"And it is this very uncertainty about China`s future capabilities and intentions that makes the military component of the bilateral relationship so extraordinarily challenging and so extraordinarily important to get right," he said.
"It is the question, in fact, that we each have about each other, because China certainly has questions about us, just as we have questions about China, that underscores the importance of developing a deeper dialogue and a more durable military and security relationship between our two countries," Schiffer said.
This is an issue that the US talks quite openly and frankly with the Chinese, he said. "We emphasise on our part that while we understand that China is a growing economic power, it`s modernising its military in ways that are natural aspects of any country`s development, (but) the lack of transparency about the nature of China`s investments, its intents and its doctrine has caused disquiet in the United States and the region."
"It is, therefore, in both of our countries` interest, indeed in the interest of the region as a whole, that we are able to have forthcoming and candid conversations about China`s military modernisation and in particular about some of the anti-access capabilities that we think we see in the pipeline, but which we understand imperfectly," Schiffer said.
"It is precisely because we seek to avoid the sort of uncertainty and insecurity which if not managed properly can lead to a dangerous and unwanted security competition that we recognise the need to build a healthy military-to-military relationship, ... that as we like to say is sustained, reliable and continuous," he observed.
His remarks came ahead of Defence Secretary Robert Gates` visit to Beijing next week for the bilateral military-to-military dialogue. Schiffer noted that both President Barack Obama and Chinese leader Hu Jintao have expressed their commitment to seek a positive, cooperative and comprehensive bilateral relationship.

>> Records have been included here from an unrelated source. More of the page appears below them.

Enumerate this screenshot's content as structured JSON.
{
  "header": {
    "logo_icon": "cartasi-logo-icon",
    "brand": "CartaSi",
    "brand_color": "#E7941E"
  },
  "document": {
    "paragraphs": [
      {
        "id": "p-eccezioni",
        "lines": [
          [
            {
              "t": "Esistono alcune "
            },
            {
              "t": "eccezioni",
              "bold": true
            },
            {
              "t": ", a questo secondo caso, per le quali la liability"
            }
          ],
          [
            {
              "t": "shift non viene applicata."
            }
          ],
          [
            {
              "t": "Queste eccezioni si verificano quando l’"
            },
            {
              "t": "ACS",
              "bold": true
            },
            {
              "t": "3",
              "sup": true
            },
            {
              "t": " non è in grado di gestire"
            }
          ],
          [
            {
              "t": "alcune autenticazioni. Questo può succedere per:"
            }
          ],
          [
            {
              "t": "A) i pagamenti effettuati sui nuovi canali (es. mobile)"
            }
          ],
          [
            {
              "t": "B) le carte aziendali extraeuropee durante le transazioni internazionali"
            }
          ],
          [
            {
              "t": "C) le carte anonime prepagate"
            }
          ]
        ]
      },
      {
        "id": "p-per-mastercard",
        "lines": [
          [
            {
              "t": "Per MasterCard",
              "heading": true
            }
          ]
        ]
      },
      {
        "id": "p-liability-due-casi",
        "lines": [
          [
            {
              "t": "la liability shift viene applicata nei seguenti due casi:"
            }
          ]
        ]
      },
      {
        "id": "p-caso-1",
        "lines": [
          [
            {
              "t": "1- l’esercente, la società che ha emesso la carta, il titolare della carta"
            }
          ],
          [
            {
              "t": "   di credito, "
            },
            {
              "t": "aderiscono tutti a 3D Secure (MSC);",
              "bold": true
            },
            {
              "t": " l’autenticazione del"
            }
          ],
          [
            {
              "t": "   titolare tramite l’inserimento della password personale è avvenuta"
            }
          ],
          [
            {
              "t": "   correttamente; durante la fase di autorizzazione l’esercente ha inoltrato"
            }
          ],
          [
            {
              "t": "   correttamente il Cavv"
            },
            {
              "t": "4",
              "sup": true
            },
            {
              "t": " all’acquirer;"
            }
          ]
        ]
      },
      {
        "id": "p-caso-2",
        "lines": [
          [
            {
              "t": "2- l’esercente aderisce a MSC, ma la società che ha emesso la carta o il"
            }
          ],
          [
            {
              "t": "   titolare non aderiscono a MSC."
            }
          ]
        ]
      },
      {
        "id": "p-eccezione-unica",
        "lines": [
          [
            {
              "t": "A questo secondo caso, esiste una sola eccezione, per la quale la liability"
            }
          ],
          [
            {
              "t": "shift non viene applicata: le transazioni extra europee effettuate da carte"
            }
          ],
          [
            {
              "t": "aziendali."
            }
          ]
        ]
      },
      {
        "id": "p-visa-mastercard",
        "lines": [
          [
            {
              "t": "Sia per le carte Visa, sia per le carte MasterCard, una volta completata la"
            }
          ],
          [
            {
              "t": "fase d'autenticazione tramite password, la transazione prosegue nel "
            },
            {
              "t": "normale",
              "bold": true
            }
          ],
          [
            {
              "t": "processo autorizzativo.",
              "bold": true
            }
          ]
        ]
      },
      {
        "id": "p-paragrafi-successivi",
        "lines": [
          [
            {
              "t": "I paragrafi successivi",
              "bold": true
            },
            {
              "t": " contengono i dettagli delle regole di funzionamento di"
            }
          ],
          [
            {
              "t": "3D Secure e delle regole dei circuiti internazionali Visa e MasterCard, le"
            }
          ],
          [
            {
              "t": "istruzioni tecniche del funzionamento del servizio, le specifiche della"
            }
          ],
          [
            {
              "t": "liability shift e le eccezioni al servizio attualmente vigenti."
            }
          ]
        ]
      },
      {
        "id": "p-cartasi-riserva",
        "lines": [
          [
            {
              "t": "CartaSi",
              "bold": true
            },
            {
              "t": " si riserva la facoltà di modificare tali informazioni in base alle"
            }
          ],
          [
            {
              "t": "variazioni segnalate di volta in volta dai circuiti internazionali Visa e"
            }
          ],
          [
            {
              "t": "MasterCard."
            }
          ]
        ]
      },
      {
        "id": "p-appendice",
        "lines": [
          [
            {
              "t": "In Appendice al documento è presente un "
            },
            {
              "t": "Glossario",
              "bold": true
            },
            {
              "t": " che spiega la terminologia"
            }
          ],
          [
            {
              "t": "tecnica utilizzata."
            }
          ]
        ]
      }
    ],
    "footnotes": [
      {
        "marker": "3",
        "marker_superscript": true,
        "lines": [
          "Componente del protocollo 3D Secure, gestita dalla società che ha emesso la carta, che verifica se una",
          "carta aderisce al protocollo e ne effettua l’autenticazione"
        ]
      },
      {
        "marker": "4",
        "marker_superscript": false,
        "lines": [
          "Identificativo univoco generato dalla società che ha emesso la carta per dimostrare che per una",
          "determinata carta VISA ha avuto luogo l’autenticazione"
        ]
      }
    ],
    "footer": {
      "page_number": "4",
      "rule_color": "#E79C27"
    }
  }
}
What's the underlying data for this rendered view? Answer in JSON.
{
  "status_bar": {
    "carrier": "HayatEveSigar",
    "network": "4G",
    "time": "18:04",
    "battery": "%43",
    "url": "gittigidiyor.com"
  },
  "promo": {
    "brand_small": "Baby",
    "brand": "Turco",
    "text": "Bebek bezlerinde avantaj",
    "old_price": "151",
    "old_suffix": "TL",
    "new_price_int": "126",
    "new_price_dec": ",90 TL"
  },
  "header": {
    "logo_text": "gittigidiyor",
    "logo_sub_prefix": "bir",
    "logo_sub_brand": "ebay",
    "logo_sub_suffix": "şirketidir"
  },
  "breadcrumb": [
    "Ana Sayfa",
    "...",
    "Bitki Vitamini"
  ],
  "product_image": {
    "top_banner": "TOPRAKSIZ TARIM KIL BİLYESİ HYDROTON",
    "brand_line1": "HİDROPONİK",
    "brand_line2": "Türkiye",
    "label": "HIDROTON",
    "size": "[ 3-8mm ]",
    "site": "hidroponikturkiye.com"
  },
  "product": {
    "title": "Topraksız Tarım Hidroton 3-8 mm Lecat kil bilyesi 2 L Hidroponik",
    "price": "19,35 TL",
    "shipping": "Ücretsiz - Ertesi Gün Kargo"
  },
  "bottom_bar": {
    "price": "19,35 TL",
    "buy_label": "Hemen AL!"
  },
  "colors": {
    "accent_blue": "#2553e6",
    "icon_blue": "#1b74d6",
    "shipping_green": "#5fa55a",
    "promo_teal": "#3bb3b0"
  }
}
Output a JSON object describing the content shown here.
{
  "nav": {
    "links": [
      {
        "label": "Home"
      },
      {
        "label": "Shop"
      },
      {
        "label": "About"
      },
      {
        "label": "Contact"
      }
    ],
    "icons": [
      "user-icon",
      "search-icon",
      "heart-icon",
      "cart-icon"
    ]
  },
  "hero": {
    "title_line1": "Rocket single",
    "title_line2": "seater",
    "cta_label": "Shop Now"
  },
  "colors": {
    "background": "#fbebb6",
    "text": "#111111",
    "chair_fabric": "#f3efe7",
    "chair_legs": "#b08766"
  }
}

"They are clear that they see the military-to-military component as an integral part of this comprehensive relationship," he said.
Pentagon, he said, wants what both Obama and Hu want: sustained and reliable military-to-military contacts at all levels that can help reduce miscommunication, misunderstanding and the risk of miscalculation.
Schiffer said the US has made it clear to China that it stands ready whenever the Chinese Army is ready to engage with it and is serious about getting on with the hard work, the critically necessary work, of building a substantive and meaningful relationship.
"Without putting too fine a point on it, there is some reason to believe that the (Chinese) PLA (People`s Liberation Army) is aware of the danger that arises whenever militaries decide to cut off communication with one another," he said.
"... we believe that the fundamental purpose for our two countries in conducting the military-to-military relation is therefore to gain a better understanding of how each side thinks about the role and use of military power in achieving its national security objectives," Schiffer said.
A fully functioning military-to-military relationship can help both sides to develop a more acute awareness of the potential for cooperation and competition, and can help each side find ways to take advantage of the opportunities that exist to cooperate, he asserted.